I also got a PocketWizard kit. Robert set me up with some C-clamps, explained the various strobe settings, and gave me the run-down on the PocketWizard. I went through everything twice, repeating it back to him to make sure that I understood. He wished me luck, and gave me some encouraging words.

On the last day of filming, production ground to a halt and gave me 30 minutes to get the shots TNN needed for publicity. This was costing them over $10,000 in lost production time and I didn't have an assistant. One of production's grips helped me to hang and safety the heads onto the rafters. It took about 10 minutes to get the heads mounted and aimed at the rim. The grip took off and left me alone on the catwalk. I set the 2400 ws pack so that the wattage was evenly distributed and each head received 800 ws. Then I took out the PocketWizard and plugged the receiver into the strobe pack and I put the transmitter into the hot shoe of the D1X. I clicked the shutter and sure enough all three heads fired!

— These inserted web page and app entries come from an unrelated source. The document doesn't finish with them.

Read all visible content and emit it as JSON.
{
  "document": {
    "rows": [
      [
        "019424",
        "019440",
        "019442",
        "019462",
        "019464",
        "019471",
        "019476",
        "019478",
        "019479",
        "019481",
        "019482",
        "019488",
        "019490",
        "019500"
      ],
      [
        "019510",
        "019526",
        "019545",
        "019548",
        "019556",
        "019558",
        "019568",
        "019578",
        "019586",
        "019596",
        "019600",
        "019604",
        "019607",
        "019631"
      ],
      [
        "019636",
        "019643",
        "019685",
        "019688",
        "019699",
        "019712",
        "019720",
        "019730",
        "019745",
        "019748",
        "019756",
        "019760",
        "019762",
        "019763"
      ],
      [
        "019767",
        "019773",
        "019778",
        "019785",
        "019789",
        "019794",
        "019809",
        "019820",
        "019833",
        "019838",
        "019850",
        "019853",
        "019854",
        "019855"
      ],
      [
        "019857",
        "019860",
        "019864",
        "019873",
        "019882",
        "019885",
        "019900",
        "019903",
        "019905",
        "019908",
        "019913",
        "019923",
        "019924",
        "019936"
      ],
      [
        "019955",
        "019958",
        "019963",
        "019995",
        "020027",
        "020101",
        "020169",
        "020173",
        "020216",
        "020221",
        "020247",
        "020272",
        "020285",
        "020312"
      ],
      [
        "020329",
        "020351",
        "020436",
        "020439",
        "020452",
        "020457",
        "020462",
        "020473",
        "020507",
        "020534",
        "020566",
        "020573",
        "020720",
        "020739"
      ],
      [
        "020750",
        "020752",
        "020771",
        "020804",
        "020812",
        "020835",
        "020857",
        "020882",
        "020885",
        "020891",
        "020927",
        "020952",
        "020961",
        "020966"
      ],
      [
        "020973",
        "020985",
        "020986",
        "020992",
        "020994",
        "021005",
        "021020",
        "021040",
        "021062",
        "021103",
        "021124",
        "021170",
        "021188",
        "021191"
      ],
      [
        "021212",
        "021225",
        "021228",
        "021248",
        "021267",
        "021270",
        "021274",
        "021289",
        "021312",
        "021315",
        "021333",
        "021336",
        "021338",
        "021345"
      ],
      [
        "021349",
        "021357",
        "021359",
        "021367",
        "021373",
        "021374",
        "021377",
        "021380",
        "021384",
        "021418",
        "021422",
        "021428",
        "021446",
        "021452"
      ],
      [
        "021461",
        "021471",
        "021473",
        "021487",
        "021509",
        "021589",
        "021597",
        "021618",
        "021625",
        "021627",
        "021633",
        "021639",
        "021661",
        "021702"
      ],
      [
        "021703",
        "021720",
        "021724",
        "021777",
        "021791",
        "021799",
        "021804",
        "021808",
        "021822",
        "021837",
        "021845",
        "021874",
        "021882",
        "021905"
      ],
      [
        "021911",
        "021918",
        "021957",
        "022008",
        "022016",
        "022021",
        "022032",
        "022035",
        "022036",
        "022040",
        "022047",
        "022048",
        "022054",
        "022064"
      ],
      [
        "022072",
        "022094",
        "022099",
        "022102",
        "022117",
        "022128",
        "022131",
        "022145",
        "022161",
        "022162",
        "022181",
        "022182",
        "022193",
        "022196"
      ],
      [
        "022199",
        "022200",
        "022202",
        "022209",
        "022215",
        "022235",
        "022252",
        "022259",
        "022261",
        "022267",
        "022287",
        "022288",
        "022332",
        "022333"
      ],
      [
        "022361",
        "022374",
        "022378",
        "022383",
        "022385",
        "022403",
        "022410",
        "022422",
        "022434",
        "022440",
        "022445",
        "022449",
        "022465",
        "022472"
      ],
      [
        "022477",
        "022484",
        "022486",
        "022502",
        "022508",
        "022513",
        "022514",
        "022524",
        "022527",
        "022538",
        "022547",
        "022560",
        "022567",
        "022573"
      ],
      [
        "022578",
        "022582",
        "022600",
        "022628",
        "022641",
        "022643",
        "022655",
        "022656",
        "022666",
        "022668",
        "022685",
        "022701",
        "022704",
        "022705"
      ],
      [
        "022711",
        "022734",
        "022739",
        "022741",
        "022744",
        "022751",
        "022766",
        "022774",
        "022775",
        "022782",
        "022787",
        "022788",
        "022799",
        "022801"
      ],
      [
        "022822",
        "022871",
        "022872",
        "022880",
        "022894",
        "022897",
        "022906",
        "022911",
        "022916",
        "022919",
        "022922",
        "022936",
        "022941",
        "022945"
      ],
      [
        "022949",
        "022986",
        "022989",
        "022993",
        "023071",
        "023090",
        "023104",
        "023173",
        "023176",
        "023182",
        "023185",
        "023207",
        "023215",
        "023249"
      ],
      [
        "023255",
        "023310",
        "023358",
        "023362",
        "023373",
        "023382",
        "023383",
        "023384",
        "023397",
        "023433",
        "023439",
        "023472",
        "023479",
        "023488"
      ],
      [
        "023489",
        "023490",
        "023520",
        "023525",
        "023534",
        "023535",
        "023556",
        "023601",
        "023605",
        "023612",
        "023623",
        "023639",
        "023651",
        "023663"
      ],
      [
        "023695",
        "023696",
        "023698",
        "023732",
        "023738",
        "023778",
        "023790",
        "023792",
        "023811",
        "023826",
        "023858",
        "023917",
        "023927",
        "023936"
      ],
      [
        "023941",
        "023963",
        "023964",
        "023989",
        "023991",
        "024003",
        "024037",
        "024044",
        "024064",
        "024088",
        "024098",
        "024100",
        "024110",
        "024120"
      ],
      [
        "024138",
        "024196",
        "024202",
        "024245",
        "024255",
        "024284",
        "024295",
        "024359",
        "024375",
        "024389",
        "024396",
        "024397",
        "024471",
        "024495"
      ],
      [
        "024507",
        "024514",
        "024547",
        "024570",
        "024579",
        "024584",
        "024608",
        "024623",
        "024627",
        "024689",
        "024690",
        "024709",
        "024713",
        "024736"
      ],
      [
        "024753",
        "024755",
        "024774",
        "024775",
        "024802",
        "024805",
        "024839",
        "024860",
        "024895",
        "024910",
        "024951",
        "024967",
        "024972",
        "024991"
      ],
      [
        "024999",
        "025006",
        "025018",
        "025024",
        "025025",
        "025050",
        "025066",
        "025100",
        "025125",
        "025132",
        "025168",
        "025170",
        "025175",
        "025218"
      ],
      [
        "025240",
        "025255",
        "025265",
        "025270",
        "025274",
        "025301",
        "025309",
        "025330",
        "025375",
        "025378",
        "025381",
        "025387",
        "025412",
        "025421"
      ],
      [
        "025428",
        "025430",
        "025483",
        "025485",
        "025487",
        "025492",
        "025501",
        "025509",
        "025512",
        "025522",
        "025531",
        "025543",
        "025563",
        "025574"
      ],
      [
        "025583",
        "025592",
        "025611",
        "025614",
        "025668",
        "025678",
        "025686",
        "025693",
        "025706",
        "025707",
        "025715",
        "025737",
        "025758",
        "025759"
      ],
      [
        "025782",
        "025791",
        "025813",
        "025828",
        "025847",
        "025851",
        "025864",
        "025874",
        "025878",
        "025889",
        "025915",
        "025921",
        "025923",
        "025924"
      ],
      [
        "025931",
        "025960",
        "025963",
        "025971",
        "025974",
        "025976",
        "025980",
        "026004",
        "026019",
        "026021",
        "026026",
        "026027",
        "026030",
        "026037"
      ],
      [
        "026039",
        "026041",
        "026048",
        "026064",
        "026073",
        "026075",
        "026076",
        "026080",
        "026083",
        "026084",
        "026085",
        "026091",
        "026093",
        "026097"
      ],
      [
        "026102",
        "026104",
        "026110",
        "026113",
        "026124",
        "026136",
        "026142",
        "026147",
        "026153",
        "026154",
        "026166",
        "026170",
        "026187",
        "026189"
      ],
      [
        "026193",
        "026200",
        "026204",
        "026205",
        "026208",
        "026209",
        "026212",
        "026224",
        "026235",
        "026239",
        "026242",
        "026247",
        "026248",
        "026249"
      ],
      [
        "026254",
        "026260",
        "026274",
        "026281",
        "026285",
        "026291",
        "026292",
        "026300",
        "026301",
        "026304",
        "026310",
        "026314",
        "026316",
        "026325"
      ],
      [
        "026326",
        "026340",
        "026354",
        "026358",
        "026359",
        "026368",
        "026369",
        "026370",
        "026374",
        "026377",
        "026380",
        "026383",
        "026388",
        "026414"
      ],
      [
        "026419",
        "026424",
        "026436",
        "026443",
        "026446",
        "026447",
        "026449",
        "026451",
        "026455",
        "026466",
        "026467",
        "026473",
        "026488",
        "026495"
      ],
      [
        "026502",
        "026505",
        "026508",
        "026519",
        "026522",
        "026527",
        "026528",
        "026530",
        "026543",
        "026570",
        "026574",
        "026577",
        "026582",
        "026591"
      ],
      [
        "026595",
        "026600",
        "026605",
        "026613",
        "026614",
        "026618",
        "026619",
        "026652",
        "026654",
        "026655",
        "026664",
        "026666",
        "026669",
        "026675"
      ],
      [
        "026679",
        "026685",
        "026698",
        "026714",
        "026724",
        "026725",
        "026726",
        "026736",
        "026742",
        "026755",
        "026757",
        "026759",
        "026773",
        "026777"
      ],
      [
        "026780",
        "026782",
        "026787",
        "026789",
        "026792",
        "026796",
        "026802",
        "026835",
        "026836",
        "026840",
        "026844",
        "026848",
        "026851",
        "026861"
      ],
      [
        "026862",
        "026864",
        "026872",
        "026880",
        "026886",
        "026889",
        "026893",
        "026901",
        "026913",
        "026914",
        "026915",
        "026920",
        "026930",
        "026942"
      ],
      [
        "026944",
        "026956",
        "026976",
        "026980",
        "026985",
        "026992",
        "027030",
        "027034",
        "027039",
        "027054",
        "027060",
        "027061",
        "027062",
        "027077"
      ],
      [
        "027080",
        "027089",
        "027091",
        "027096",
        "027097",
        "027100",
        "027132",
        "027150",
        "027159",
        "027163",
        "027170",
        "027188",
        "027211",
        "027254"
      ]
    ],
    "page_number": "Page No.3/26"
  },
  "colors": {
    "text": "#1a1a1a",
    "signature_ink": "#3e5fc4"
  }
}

When the last game of the morning had ended it was my turn to take center stage. I had spent an entire week preparing for this moment. I had cleared it with production and I had asked a handful of players to be a part of the shoot. A hundred people stood around and watched as I scaled the backboard and took my position on top of the rim. My hands were shaking as I aimed the rented D1X down at the hoop.

After several minutes of tinkering I found that the best exposure was in fact f/5.6 at an ISO setting of 200. The best thing about the D1X was its flash sync of 1/500 sec. This high-sync speed allowed me to completely drop out the background. This way the action is crisp as a tack, the subject is clearly emphasized, and the background is black as night.

Once I dialed in my equipment I had to yell to the players to execute different game scenarios. Time was short, so I began to direct them. I had two guys blocking each other to the left of the rear tramp and I had another two guys fighting on the center island while one of the league's biggest stars would fly toward me full speed for a slam dunk. After reviewing it again in the LCD, I repositioned the players so that I could see everyone's face. I got the shot I was looking for, so I yelled for everyone to stop as I climbed down to the ground. My time was up.

SB: This is your first major lighting assignment. How did it turn out?

PE: My pictures from that 30-minute session have been printed in Time magazine, New York Times, L.A. Times, Men's Health, Variety, and Hollywood Reporter. I've been promoted to Official League Photographer and I now write the weekly column about SlamBall called "From The Floor" on the website (

SB: Any advice for those photographers hesitating to take on big challenges like this one?

PE: Here's the big secret: the guy who gets the job probably isn't much of an artist! He's a businessman. So if you're an artist who is sensitive to the moment and you have a unique point of view then you've already got a leg up on the competition. My advice is to realize that total mastery over your craft is unattainable. If you want to turn your dreams into a reality then forget about your limitations, focus on your opportunities, and act boldly. Focus on the objective to get the job, learn as you go along, and get paid for it! With risk, resourcefulness, and faith the impossible becomes possible in an instant. Anything you think you can do, you can do. So stop wrestling with yourself and get to it.

Jennifer Iaccobucci's picture

I agree Patrick Ecclesine is truly a wonderkid photographer that is skyrocketing into the photography seen.He is truly up and coming. Patrick Ecclesine won the award with Annie Leibovitz for the Top Photography Book in 2009. he also has a great review done by Popmatters on Patrick Ecclesine. I'm looking forward to his new project "Slow Kiss".